Dataset rows for apps and sites
_ _ _

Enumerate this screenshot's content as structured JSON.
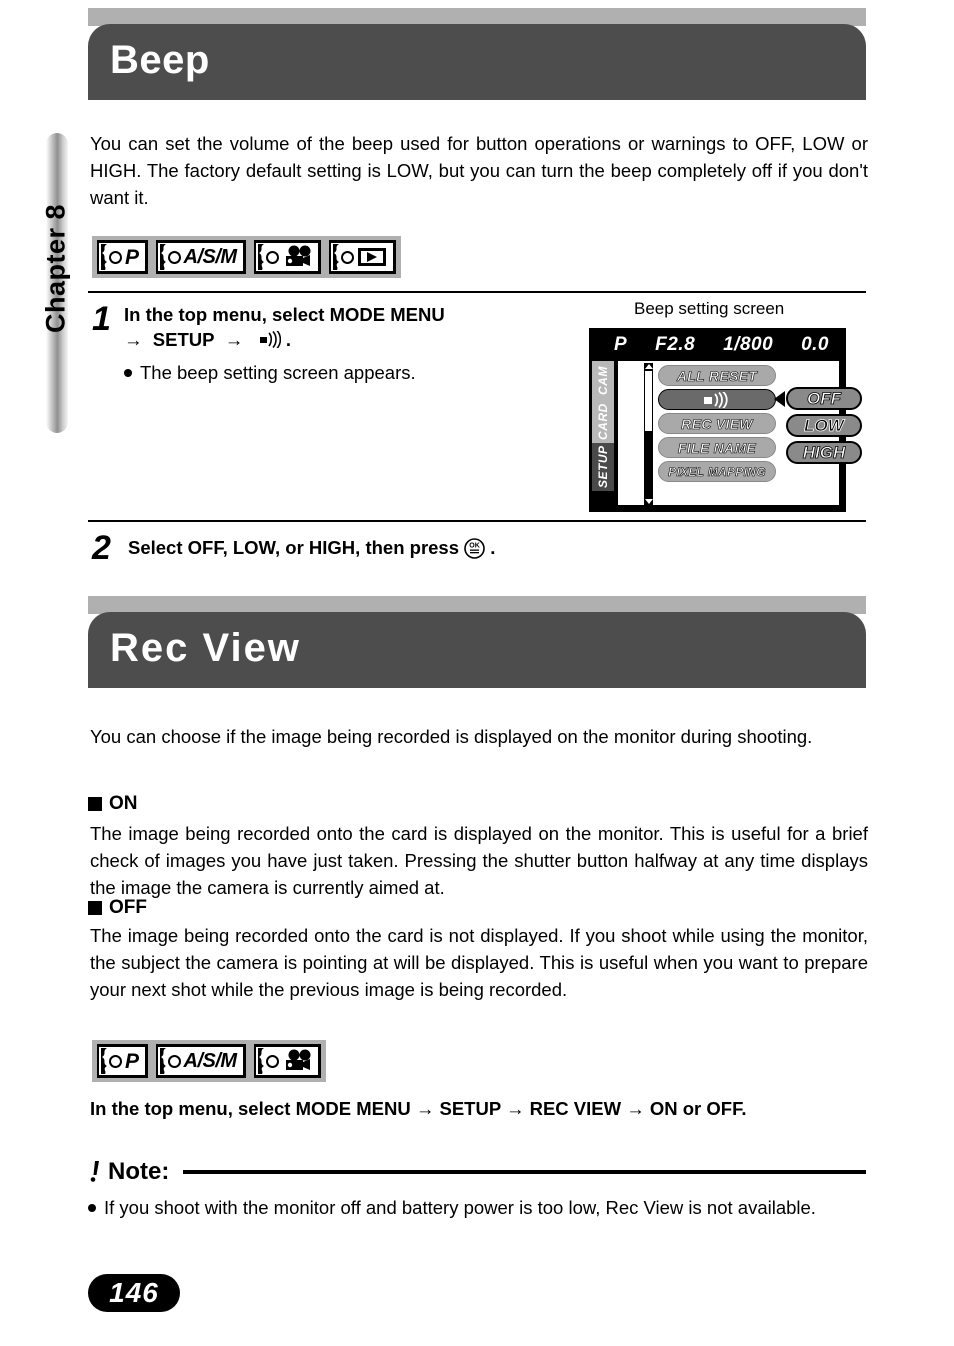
{
  "chapter": {
    "label": "Chapter 8"
  },
  "page": {
    "number": "146"
  },
  "sections": [
    {
      "title": "Beep",
      "intro": "You can set the volume of the beep used for button operations or warnings to OFF, LOW or HIGH. The factory default setting is LOW, but you can turn the beep completely off if you don't want it.",
      "modes": [
        "P",
        "A/S/M",
        "movie-icon",
        "playback-icon"
      ]
    },
    {
      "title": "Rec View",
      "intro": "You can choose if the image being recorded is displayed on the monitor during shooting.",
      "modes": [
        "P",
        "A/S/M",
        "movie-icon"
      ]
    }
  ],
  "steps": [
    {
      "number": "1",
      "text_before": "In the top menu, select MODE MENU",
      "text_arrow_line": "SETUP",
      "icon": "beep-speaker-icon",
      "trailing": ".",
      "sub": "The beep setting screen appears."
    },
    {
      "number": "2",
      "text": "Select OFF, LOW, or HIGH, then press",
      "icon": "ok-button-icon",
      "trailing": "."
    }
  ],
  "lcd": {
    "caption": "Beep setting screen",
    "status": {
      "mode": "P",
      "aperture": "F2.8",
      "shutter": "1/800",
      "exposure": "0.0"
    },
    "tabs": [
      {
        "label": "CAM",
        "selected": false
      },
      {
        "label": "CARD",
        "selected": false
      },
      {
        "label": "SETUP",
        "selected": true
      }
    ],
    "menu_items": [
      {
        "label": "ALL RESET",
        "selected": false
      },
      {
        "label": "beep-speaker-icon",
        "selected": true,
        "is_icon": true
      },
      {
        "label": "REC VIEW",
        "selected": false
      },
      {
        "label": "FILE NAME",
        "selected": false
      },
      {
        "label": "PIXEL MAPPING",
        "selected": false
      }
    ],
    "options": [
      {
        "label": "OFF",
        "active": false
      },
      {
        "label": "LOW",
        "active": true
      },
      {
        "label": "HIGH",
        "active": false
      }
    ]
  },
  "rec_view": {
    "on_heading": "ON",
    "on_text": "The image being recorded onto the card is displayed on the monitor. This is useful for a brief check of images you have just taken. Pressing the shutter button halfway at any time displays the image the camera is currently aimed at.",
    "off_heading": "OFF",
    "off_text": "The image being recorded onto the card is not displayed. If you shoot while using the monitor, the subject the camera is pointing at will be displayed. This is useful when you want to prepare your next shot while the previous image is being recorded.",
    "instruction": "In the top menu, select MODE MENU → SETUP → REC VIEW → ON or OFF."
  },
  "note": {
    "excl": "❗",
    "title": "Note:",
    "items": [
      "If you shoot with the monitor off and battery power is too low, Rec View is not available."
    ]
  },
  "colors": {
    "header_bar": "#4d4d4d",
    "header_gray": "#b0b0b0",
    "lcd_selected": "#6a6a6a",
    "lcd_item": "#a9a9a9"
  }
}
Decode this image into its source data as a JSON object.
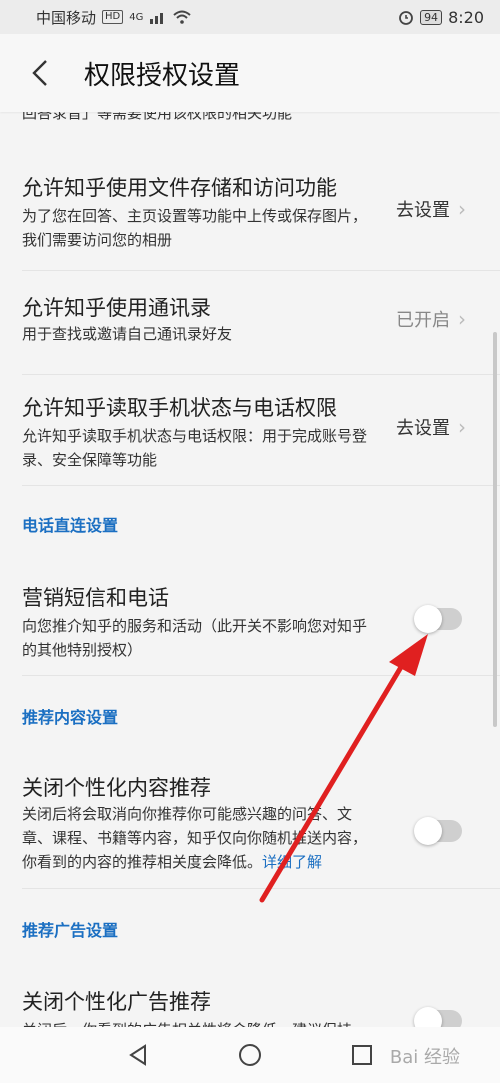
{
  "status": {
    "carrier": "中国移动",
    "hd": "HD",
    "signal": "4G",
    "battery": "94",
    "time": "8:20"
  },
  "header": {
    "title": "权限授权设置"
  },
  "partial_text": "回答录音」等需要使用该权限的相关功能",
  "items": [
    {
      "title": "允许知乎使用文件存储和访问功能",
      "desc": "为了您在回答、主页设置等功能中上传或保存图片，我们需要访问您的相册",
      "action": "去设置"
    },
    {
      "title": "允许知乎使用通讯录",
      "desc": "用于查找或邀请自己通讯录好友",
      "action": "已开启"
    },
    {
      "title": "允许知乎读取手机状态与电话权限",
      "desc": "允许知乎读取手机状态与电话权限：用于完成账号登录、安全保障等功能",
      "action": "去设置"
    }
  ],
  "sections": {
    "phone": "电话直连设置",
    "recommend": "推荐内容设置",
    "ads": "推荐广告设置"
  },
  "toggles": [
    {
      "title": "营销短信和电话",
      "desc": "向您推介知乎的服务和活动（此开关不影响您对知乎的其他特别授权）",
      "on": false
    },
    {
      "title": "关闭个性化内容推荐",
      "desc": "关闭后将会取消向你推荐你可能感兴趣的问答、文章、课程、书籍等内容，知乎仅向你随机推送内容，你看到的内容的推荐相关度会降低。",
      "link": "详细了解",
      "on": false
    },
    {
      "title": "关闭个性化广告推荐",
      "desc": "关闭后，你看到的广告相关性将会降低，建议保持",
      "on": false
    }
  ],
  "watermark": "Bai 经验",
  "colors": {
    "accent": "#1b6fc2",
    "arrow": "#e02020"
  }
}
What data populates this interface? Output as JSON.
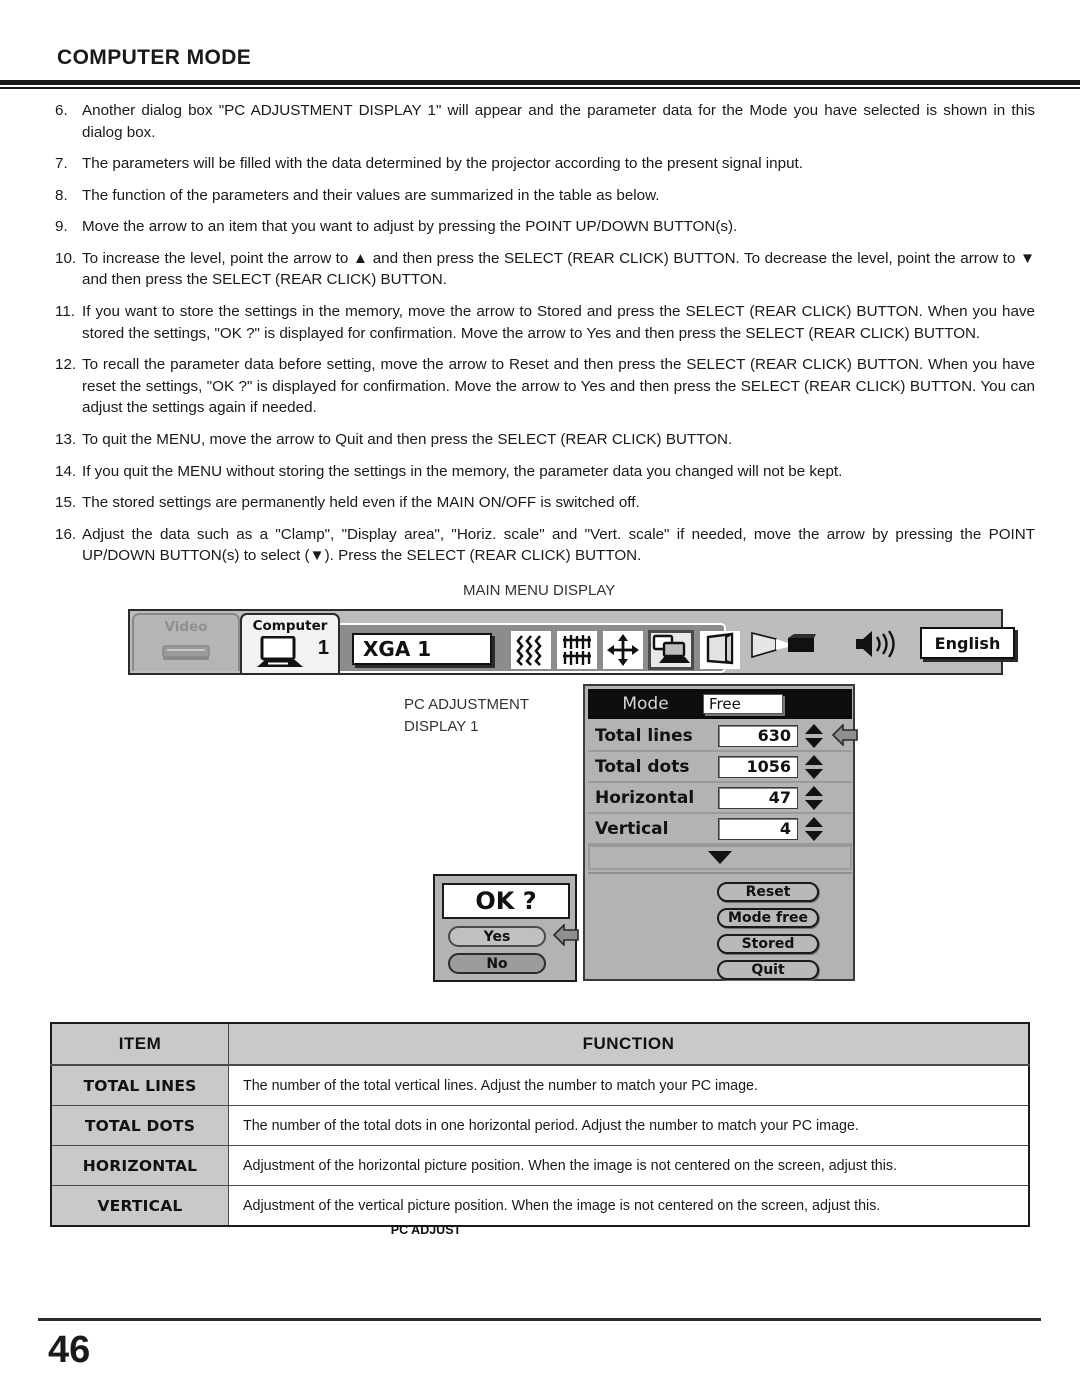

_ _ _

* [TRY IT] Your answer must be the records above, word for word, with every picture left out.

* [SOLVED PROBLEM]
Enumerate this screenshot's content as structured JSON.
{
  "chapter": {
    "label": "Chapter 8"
  },
  "page": {
    "number": "146"
  },
  "sections": [
    {
      "title": "Beep",
      "intro": "You can set the volume of the beep used for button operations or warnings to OFF, LOW or HIGH. The factory default setting is LOW, but you can turn the beep completely off if you don't want it.",
      "modes": [
        "P",
        "A/S/M",
        "movie-icon",
        "playback-icon"
      ]
    },
    {
      "title": "Rec View",
      "intro": "You can choose if the image being recorded is displayed on the monitor during shooting.",
      "modes": [
        "P",
        "A/S/M",
        "movie-icon"
      ]
    }
  ],
  "steps": [
    {
      "number": "1",
      "text_before": "In the top menu, select MODE MENU",
      "text_arrow_line": "SETUP",
      "icon": "beep-speaker-icon",
      "trailing": ".",
      "sub": "The beep setting screen appears."
    },
    {
      "number": "2",
      "text": "Select OFF, LOW, or HIGH, then press",
      "icon": "ok-button-icon",
      "trailing": "."
    }
  ],
  "lcd": {
    "caption": "Beep setting screen",
    "status": {
      "mode": "P",
      "aperture": "F2.8",
      "shutter": "1/800",
      "exposure": "0.0"
    },
    "tabs": [
      {
        "label": "CAM",
        "selected": false
      },
      {
        "label": "CARD",
        "selected": false
      },
      {
        "label": "SETUP",
        "selected": true
      }
    ],
    "menu_items": [
      {
        "label": "ALL RESET",
        "selected": false
      },
      {
        "label": "beep-speaker-icon",
        "selected": true,
        "is_icon": true
      },
      {
        "label": "REC VIEW",
        "selected": false
      },
      {
        "label": "FILE NAME",
        "selected": false
      },
      {
        "label": "PIXEL MAPPING",
        "selected": false
      }
    ],
    "options": [
      {
        "label": "OFF",
        "active": false
      },
      {
        "label": "LOW",
        "active": true
      },
      {
        "label": "HIGH",
        "active": false
      }
    ]
  },
  "rec_view": {
    "on_heading": "ON",
    "on_text": "The image being recorded onto the card is displayed on the monitor. This is useful for a brief check of images you have just taken. Pressing the shutter button halfway at any time displays the image the camera is currently aimed at.",
    "off_heading": "OFF",
    "off_text": "The image being recorded onto the card is not displayed. If you shoot while using the monitor, the subject the camera is pointing at will be displayed. This is useful when you want to prepare your next shot while the previous image is being recorded.",
    "instruction": "In the top menu, select MODE MENU → SETUP → REC VIEW → ON or OFF."
  },
  "note": {
    "excl": "❗",
    "title": "Note:",
    "items": [
      "If you shoot with the monitor off and battery power is too low, Rec View is not available."
    ]
  },
  "colors": {
    "header_bar": "#4d4d4d",
    "header_gray": "#b0b0b0",
    "lcd_selected": "#6a6a6a",
    "lcd_item": "#a9a9a9"
  }
}
Decode this image into its source data as a JSON object.
{
  "status": {
    "carrier": "中国移动",
    "hd": "HD",
    "signal": "4G",
    "battery": "94",
    "time": "8:20"
  },
  "header": {
    "title": "权限授权设置"
  },
  "partial_text": "回答录音」等需要使用该权限的相关功能",
  "items": [
    {
      "title": "允许知乎使用文件存储和访问功能",
      "desc": "为了您在回答、主页设置等功能中上传或保存图片，我们需要访问您的相册",
      "action": "去设置"
    },
    {
      "title": "允许知乎使用通讯录",
      "desc": "用于查找或邀请自己通讯录好友",
      "action": "已开启"
    },
    {
      "title": "允许知乎读取手机状态与电话权限",
      "desc": "允许知乎读取手机状态与电话权限：用于完成账号登录、安全保障等功能",
      "action": "去设置"
    }
  ],
  "sections": {
    "phone": "电话直连设置",
    "recommend": "推荐内容设置",
    "ads": "推荐广告设置"
  },
  "toggles": [
    {
      "title": "营销短信和电话",
      "desc": "向您推介知乎的服务和活动（此开关不影响您对知乎的其他特别授权）",
      "on": false
    },
    {
      "title": "关闭个性化内容推荐",
      "desc": "关闭后将会取消向你推荐你可能感兴趣的问答、文章、课程、书籍等内容，知乎仅向你随机推送内容，你看到的内容的推荐相关度会降低。",
      "link": "详细了解",
      "on": false
    },
    {
      "title": "关闭个性化广告推荐",
      "desc": "关闭后，你看到的广告相关性将会降低，建议保持",
      "on": false
    }
  ],
  "watermark": "Bai 经验",
  "colors": {
    "accent": "#1b6fc2",
    "arrow": "#e02020"
  }
}
What data populates this interface? Output as JSON.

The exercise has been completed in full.